51. tudže = such that.., with the result that...

52. onudž masa = by running, by means of running.

53. de mala lese figeza = she was very still, i.e., did not move. Figeza = "to be motionless", is a verb which is missing in English. Note that lese ("very") can be used to modify verbs directly to indicate an amplification of the action of the verb. Therefore, in Vabungula it is possible to say, for instance, De mala lese nifa da ke, lit., "He very thought about it," meaning "He thought about it very hard."

54. kebu ke = as if it. Ke here is a pronoun, referring to tip of the cat's tail.

55. nimûd ke cuš dosa = thought (that) it would be better. Ke here means "that". Cuš = (it) would be.

56. haj = "chop!". Haj is a verb meaning to chop at weeds or tall grass.

57. Lono kamo okam de mala alega co malaš... = "The first thing that he saw was...". Again, co is not translated in this context. It brings attention to the object of the verb alega.

58. lagro ne = outside of. Note how ne, which actually means "compared to", "than", can be used in this context.

59. tê sikili kavotas = the small coat.
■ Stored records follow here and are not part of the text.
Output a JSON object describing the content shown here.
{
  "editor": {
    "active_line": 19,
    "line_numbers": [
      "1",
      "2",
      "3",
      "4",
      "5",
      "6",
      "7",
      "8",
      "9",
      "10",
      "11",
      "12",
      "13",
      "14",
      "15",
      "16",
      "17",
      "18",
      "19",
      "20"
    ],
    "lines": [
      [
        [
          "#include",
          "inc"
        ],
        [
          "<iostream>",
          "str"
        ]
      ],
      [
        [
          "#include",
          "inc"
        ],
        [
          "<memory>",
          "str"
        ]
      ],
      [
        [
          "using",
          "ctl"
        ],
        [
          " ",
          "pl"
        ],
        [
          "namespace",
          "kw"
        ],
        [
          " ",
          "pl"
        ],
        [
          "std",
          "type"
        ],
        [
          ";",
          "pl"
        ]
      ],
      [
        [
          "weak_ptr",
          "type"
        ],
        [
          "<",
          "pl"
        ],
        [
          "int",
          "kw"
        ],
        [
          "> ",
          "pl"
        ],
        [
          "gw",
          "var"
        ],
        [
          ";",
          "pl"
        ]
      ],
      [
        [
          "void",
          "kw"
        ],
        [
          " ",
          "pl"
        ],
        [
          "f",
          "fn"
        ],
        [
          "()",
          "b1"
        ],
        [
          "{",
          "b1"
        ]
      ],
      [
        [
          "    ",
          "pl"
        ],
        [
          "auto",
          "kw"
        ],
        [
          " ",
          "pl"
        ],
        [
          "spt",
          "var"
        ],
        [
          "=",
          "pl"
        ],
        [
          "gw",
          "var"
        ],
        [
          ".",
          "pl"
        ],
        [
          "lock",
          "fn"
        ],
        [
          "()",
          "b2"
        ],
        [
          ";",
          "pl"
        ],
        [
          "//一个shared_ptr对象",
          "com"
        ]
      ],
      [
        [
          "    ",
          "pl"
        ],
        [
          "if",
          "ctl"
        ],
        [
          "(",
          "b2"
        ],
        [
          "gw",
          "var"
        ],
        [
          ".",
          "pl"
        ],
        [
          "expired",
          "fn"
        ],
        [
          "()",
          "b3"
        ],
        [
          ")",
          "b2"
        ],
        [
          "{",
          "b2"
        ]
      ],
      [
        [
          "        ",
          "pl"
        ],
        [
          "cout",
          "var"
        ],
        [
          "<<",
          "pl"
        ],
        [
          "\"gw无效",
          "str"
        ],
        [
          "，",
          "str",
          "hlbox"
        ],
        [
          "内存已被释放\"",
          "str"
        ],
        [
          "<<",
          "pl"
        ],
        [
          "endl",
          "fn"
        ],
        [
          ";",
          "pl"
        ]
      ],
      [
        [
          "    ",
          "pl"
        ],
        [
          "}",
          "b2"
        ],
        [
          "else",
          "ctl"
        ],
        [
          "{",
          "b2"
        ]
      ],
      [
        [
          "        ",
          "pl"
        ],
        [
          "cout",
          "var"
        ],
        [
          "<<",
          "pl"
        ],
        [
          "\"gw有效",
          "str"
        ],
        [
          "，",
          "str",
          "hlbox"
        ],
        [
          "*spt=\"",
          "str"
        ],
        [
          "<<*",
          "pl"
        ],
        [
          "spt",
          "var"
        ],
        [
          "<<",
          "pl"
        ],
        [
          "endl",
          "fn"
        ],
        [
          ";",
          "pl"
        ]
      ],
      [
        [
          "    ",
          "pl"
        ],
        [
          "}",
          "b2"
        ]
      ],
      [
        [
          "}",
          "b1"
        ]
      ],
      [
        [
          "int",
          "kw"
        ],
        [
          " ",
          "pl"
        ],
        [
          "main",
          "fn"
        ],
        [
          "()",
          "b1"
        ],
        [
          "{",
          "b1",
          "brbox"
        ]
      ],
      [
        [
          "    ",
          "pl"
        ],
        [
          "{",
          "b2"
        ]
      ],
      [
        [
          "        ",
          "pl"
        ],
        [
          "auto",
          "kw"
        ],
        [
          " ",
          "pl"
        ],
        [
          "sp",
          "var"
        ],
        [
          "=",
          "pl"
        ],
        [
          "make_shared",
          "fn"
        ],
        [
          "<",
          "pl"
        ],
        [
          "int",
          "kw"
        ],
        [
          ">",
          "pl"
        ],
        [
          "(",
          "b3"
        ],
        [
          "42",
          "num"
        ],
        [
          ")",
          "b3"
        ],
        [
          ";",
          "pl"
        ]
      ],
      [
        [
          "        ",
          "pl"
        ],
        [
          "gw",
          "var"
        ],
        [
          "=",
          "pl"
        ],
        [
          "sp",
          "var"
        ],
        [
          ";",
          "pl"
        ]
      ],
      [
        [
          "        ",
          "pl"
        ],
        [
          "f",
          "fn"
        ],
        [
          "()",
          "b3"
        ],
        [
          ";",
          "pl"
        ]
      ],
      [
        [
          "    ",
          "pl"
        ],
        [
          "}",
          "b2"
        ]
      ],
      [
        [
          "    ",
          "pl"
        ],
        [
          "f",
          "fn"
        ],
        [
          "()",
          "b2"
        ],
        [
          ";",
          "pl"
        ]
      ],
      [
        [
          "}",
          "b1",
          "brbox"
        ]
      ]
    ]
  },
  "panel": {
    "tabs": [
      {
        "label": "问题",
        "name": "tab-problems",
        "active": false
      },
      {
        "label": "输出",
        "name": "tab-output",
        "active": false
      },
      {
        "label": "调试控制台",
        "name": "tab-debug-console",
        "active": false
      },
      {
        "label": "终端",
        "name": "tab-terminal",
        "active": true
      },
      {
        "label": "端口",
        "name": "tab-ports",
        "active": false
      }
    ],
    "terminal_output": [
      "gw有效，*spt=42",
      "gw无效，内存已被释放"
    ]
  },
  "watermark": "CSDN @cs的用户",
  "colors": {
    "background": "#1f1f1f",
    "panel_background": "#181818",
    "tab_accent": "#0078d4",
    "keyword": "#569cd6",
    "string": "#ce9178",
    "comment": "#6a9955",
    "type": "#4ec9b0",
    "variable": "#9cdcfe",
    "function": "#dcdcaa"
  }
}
Vabungula, like many other languages that have no definite article, occasionally finds itself having to find a word which can substitute for a definite article. is actually a demonstrative adjective meaning "that".

60. De malaš ke gêmlaš tudže de... = "He was so tired that he...". Again, note the use of the word tudže, which in English is usually translated "that".

61. sikake = "sands". Vabungula used the plural, whereas English uses the singular in a collective sense.

62. zafênzûmba = rabbit-hole. Another example of a compound noun.

63. mala ego da okam Peter mala falê... = lit. "wonder about what Peter did...". The verb ego is nearly always followed by the preposition da (about).

64. Ke co malaš = "That was", but with emphasis, because of the particle co.

65. lagnu bêlê slorêmlare = in two weeks, within the time span of two weeks.

66. larla = during. tê hamilarêm = literally, "during that evening". The word larla can be omitted, as in English, but is usually not when used in this context.

67. jasi su ke = a little of it.


Grammar of Vabungula | Alphabet | Nouns | Pronouns | Adjectives | Prepositions | Conjunctions | Verbs | Interrogatives | Word Order | Word Formation | Roots | Prefixes and Suffixes | Miscellaneous | Numbers | Word Studies | Miscellaneous Discussions | Basic Vocabulary | DICTIONARY | English Index | Vabungula in Cyrillic | Gospel of John | Gospel of Mark | Book of Revelation | Babel Text | Story of Peter Rabbit | Grammar Notes | Vocabulary | Three Little Pigs | Vocabulary | Jack and the Beanstalk | Three Bears | Old Woman and Pig | Frog Prince | Poppy Seed Cakes | Jolly Tailor | Little Prince | Boris Sergunenkov | Relativity | Jokes | Vabungula Main Page | Languages | Bill Price Home Page


Page last modified on December 9, 2000
Vabungula is an artificial language invented by Bill Price in 1965.
Vabungula co nûsk mugola famêlêtke onudž Bill Price larla alara idekuzorekol.
Copyright © 1999 by Bill Price
graphic.gif (2326 bytes)